## THE INPUT
···

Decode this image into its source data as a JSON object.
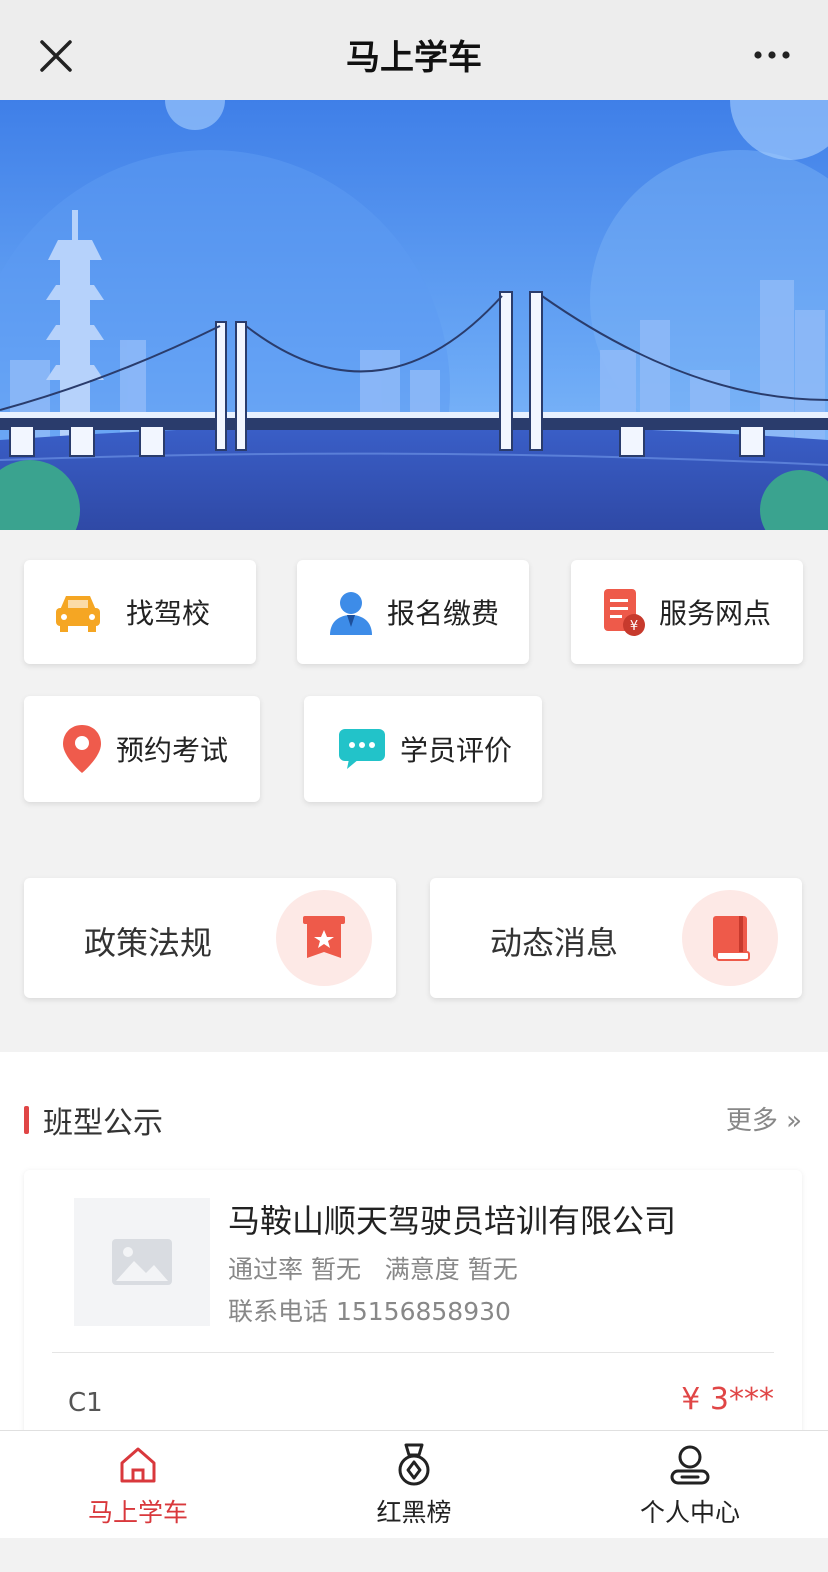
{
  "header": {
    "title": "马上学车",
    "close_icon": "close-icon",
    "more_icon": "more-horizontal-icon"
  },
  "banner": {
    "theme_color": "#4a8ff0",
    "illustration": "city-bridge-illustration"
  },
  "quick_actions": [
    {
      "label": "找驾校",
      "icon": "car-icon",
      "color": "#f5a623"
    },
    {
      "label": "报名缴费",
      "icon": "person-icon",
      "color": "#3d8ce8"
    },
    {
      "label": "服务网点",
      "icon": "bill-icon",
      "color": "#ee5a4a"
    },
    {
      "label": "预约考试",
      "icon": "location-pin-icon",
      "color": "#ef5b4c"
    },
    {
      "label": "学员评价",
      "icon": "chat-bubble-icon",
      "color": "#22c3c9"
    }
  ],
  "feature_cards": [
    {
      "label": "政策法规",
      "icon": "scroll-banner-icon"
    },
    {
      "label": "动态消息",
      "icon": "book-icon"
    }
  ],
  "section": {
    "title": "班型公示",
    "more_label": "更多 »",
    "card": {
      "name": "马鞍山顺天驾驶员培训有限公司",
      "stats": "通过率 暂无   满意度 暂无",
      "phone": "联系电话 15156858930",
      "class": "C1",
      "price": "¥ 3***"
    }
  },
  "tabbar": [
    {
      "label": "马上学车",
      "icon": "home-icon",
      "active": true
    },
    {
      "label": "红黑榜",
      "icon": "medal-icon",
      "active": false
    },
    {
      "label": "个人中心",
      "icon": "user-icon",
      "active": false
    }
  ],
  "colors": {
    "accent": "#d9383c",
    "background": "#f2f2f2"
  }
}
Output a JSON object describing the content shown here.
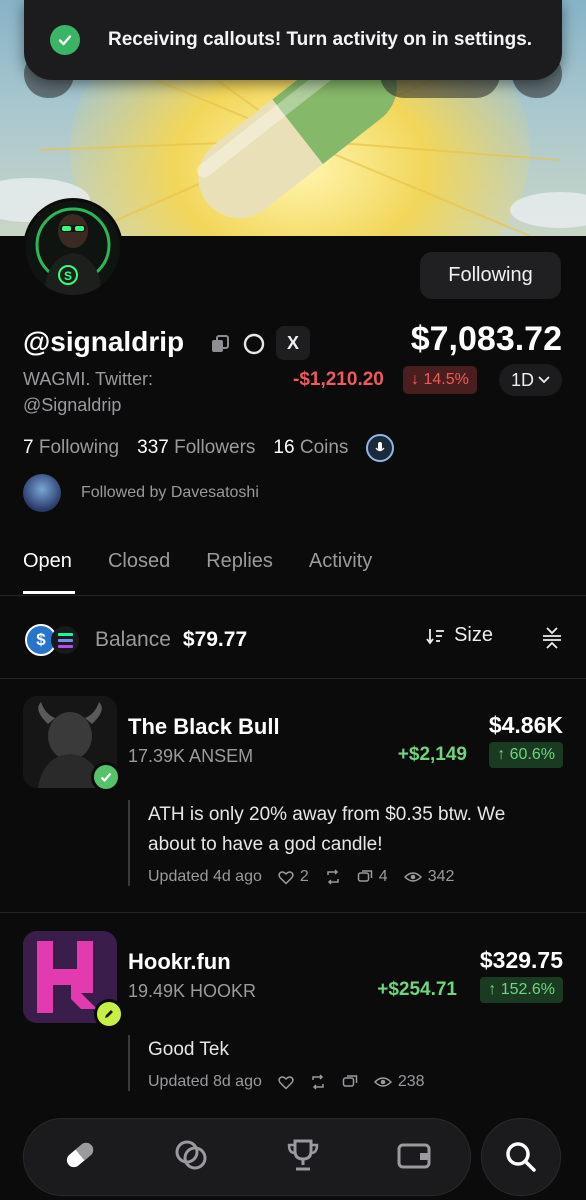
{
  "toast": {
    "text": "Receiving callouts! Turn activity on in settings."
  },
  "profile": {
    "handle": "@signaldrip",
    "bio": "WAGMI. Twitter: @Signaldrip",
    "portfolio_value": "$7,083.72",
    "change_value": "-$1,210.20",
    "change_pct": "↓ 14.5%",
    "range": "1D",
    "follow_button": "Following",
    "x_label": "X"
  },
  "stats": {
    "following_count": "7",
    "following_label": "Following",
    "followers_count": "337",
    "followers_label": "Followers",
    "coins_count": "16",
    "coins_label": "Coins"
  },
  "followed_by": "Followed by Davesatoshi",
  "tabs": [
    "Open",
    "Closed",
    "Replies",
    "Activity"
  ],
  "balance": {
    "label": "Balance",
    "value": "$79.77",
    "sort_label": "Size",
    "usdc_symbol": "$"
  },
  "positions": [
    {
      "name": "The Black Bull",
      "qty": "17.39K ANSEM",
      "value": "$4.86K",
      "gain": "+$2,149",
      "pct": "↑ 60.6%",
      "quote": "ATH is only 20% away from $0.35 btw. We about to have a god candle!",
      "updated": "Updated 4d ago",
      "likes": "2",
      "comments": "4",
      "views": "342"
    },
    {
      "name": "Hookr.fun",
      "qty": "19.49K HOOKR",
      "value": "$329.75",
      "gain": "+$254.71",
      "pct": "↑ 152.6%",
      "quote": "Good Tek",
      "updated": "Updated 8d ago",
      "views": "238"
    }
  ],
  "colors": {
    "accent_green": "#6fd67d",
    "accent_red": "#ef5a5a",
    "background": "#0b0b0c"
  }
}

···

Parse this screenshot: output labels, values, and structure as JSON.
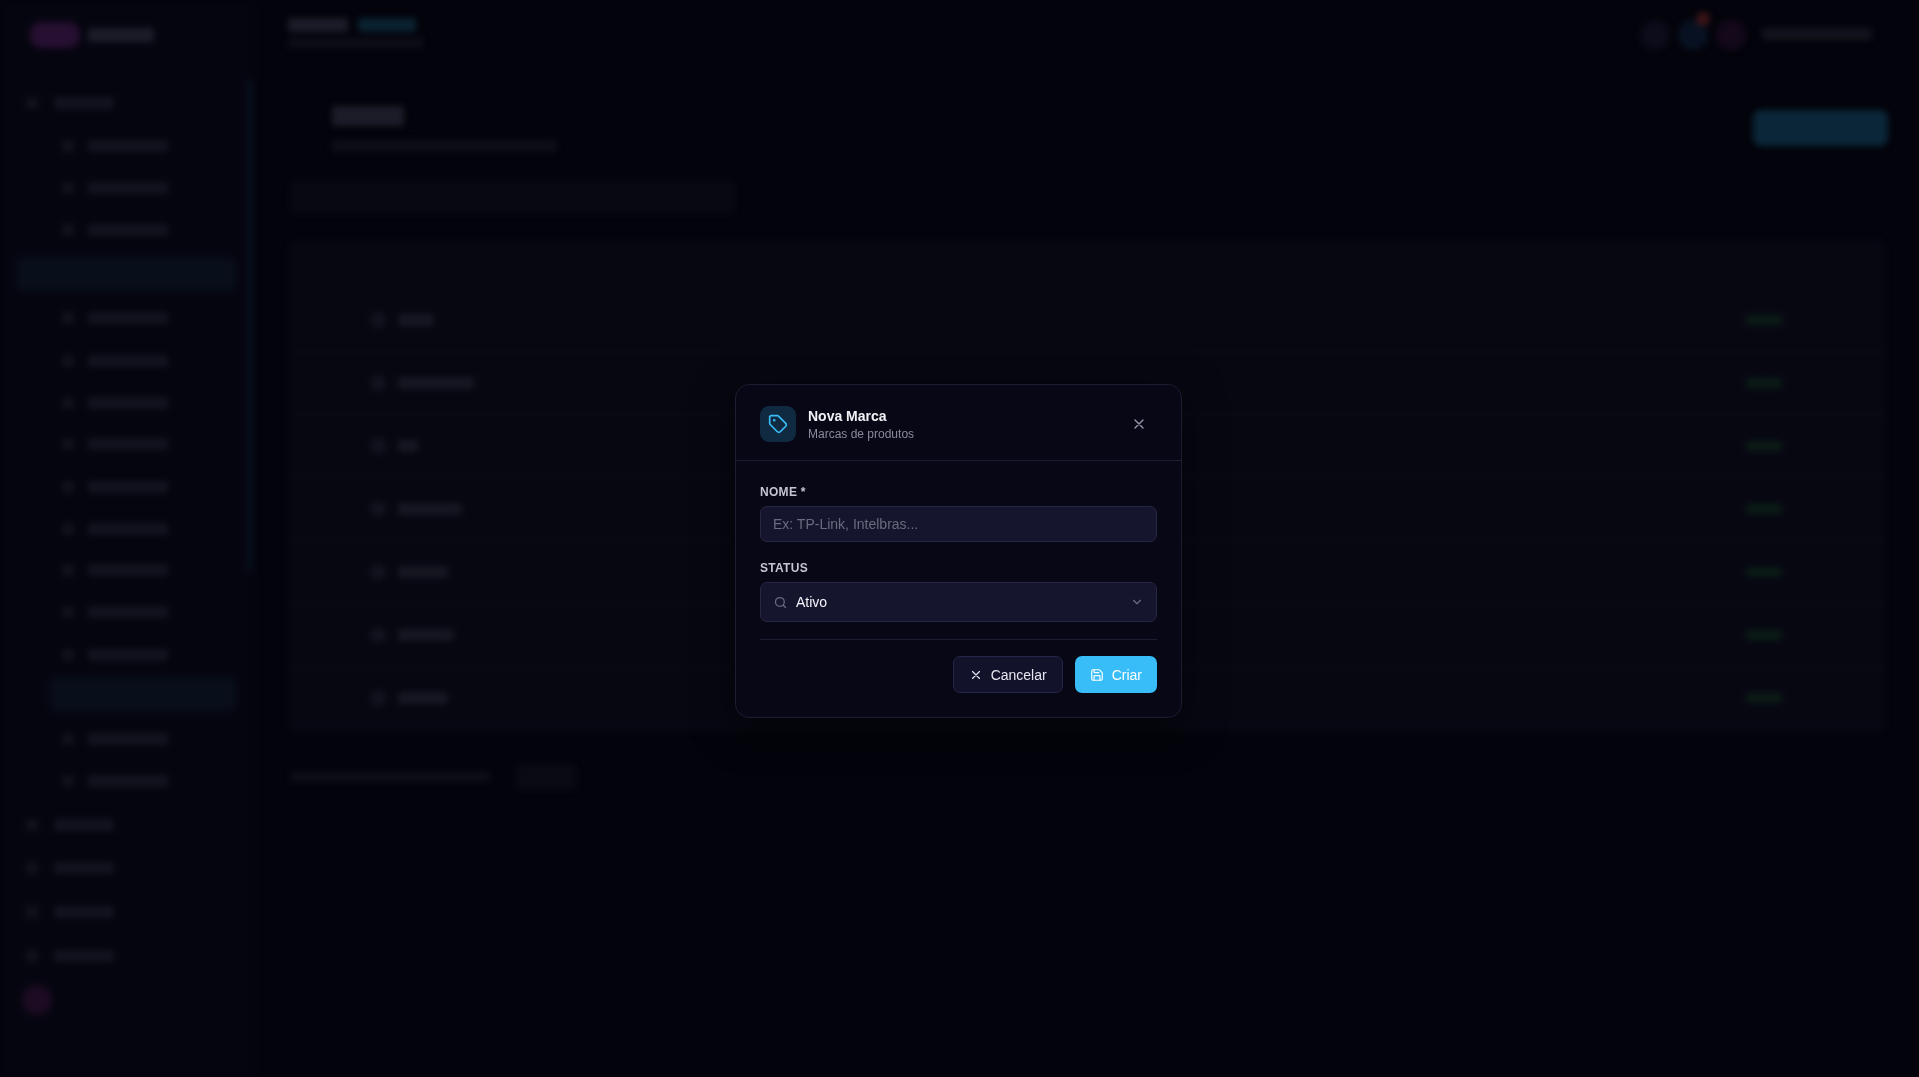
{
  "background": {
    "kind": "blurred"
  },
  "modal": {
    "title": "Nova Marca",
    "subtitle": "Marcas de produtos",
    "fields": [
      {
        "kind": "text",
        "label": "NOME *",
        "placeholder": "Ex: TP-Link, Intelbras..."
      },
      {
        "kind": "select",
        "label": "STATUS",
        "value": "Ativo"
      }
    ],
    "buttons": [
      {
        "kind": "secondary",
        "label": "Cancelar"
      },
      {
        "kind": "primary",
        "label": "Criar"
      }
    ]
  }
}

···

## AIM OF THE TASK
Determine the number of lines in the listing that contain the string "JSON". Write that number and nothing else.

## REPLY
3